Your best friend Sally, a land whale, is unfortunately down in the dumps for some reason. What do you do? Now, don’t think too long about it, I’ll just tell you. You go on an adventure to shoot things and cavort with Death himself in order to find a trinket that may raise Sally’s spirits. Ikk is a good friend like that, see? And so begins GoNNER, a 2D platform/shooting game so devilishly difficult that it truly deserves its roguelike status.
Dropping you into a dark world every time you play, literally – its visuals are essentially just pastel-coloured characters and outlines of levels on a black background – GoNNER is the type of game in which death comes around very frequently. It’s supposed to be that way though – at least until you’ve started to master it – and with levels being procedurally generated, you don’t mind so much as you’re presented with a new challenge every time you play.
As little Ikk, you navigate each level from left to right, climbing up walls and either jumping on the heads of your enemies or shooting them with whichever weapon you have available to defeat them. To progress to a new level you jump into the mouth of a strange worm-like creature to emerge in pastures new, ready to take up the challenge once again.
It’s a simple and familiar formula, made to feel refreshingly unique by the game’s abstract visual style and general air of mystery. Free of any dialogue, tooltips or tutorials, GoNNER makes you fend for yourself. Throughout your adventure you’ll discover a small arsenal of alternative heads, weapons and abilities, but what they do will never be spelled out for you; you’ll have to just try them and see.

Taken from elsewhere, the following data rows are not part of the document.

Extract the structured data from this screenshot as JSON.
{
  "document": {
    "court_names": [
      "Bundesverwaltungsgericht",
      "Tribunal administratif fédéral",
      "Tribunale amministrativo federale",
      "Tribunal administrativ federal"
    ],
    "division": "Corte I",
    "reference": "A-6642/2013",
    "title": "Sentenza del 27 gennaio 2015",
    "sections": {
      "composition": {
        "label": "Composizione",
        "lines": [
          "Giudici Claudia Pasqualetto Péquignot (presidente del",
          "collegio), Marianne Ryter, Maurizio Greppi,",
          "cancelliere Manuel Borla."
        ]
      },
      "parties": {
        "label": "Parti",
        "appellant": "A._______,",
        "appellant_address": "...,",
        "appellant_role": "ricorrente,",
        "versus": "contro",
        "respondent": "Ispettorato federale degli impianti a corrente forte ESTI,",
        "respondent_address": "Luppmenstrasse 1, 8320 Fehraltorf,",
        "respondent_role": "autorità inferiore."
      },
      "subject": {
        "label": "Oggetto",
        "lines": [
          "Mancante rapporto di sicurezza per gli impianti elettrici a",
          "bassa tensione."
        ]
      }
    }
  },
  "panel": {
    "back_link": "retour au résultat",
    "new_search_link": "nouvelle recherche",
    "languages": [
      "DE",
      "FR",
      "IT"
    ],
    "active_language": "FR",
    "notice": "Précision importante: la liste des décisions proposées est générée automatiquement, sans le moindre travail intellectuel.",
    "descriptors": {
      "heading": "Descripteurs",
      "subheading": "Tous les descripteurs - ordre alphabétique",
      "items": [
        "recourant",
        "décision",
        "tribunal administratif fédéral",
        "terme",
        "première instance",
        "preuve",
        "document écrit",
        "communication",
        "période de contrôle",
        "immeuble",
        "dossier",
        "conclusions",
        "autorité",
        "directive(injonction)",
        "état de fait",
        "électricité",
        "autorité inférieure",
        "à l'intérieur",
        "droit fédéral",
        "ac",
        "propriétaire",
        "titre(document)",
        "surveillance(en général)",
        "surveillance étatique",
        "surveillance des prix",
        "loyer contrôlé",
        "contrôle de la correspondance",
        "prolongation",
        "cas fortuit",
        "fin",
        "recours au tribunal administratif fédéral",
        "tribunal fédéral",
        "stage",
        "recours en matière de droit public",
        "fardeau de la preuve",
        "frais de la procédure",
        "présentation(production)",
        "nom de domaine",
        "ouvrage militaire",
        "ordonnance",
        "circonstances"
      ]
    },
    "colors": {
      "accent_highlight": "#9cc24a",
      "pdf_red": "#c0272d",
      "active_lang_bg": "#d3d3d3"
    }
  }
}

This ambiguity is both GoNNER‘s main strength and weakness. Many players will love that it doesn’t tell you anything, forcing you to play and work things out for yourself, which is initially perplexing but ultimately highly rewarding. Others will dislike it for the same reason, being turned off by the fact that the game doesn’t offer any guidance whatsoever. Some things it doesn’t tell you about are quite major components too, such as its scoring system which adds a whole new element to the gameplay for those who like to do a bit of scorechasing.
Whenever you begin a new game of GoNNER, initially, you can’t score any points at all. Once you’ve killed enough enemies however, one of them will drop a glyph. Collect the glyph and from that point on you’ll score a point for every enemy you kill. Kill enough enemies and another glyph will drop, which when collected will mean you’ll get two points for every enemy you kill. See where this is going?
It’s this scoring mechanic that will gravitate you towards playing GoNNER on a regular basis, even once you have managed to somehow “complete” it. Its pick up and play gameplay is great for short bursts of challenging action, and it lends itself ideally to the pursuit of ever chasing your high score. There’s even a daily challenge, allowing players to complete one level that’s identical for everyone so that they can truly display their prowess.
Aside from its secrecy, the only other aspect of GoNNER that can be a bit of a turn off is the process of dying.
When you get hit, losing one of your few precious lives in the process, your body becomes separated from your head. Without a head you have a brief window of invulnerability before a replacement miraculously spawns on you, but if you collect your head before then you can continue on your merry way immediately. In the heat of battle, however, it’s often hard to see that you’ve even been hit, let alone where your skull is. This results all too often in you springing back to life to promptly die again because you weren’t even fully aware that you’d died in the first place.
Regardless of this minor grievance, if you’re after a game that’s fun to pick up and play, GoNNER is well worth the asking price. Its unique visuals, great soundtrack and wonderfully responsive controls make it a title you’ll go back to again and again; perfect for a portable device like the Switch. If, however, you have little patience for hard games and those that don’t spoon-feed you information, it’s probably best you steer clear. You’ll probably end up throwing your Switch out of a window otherwise.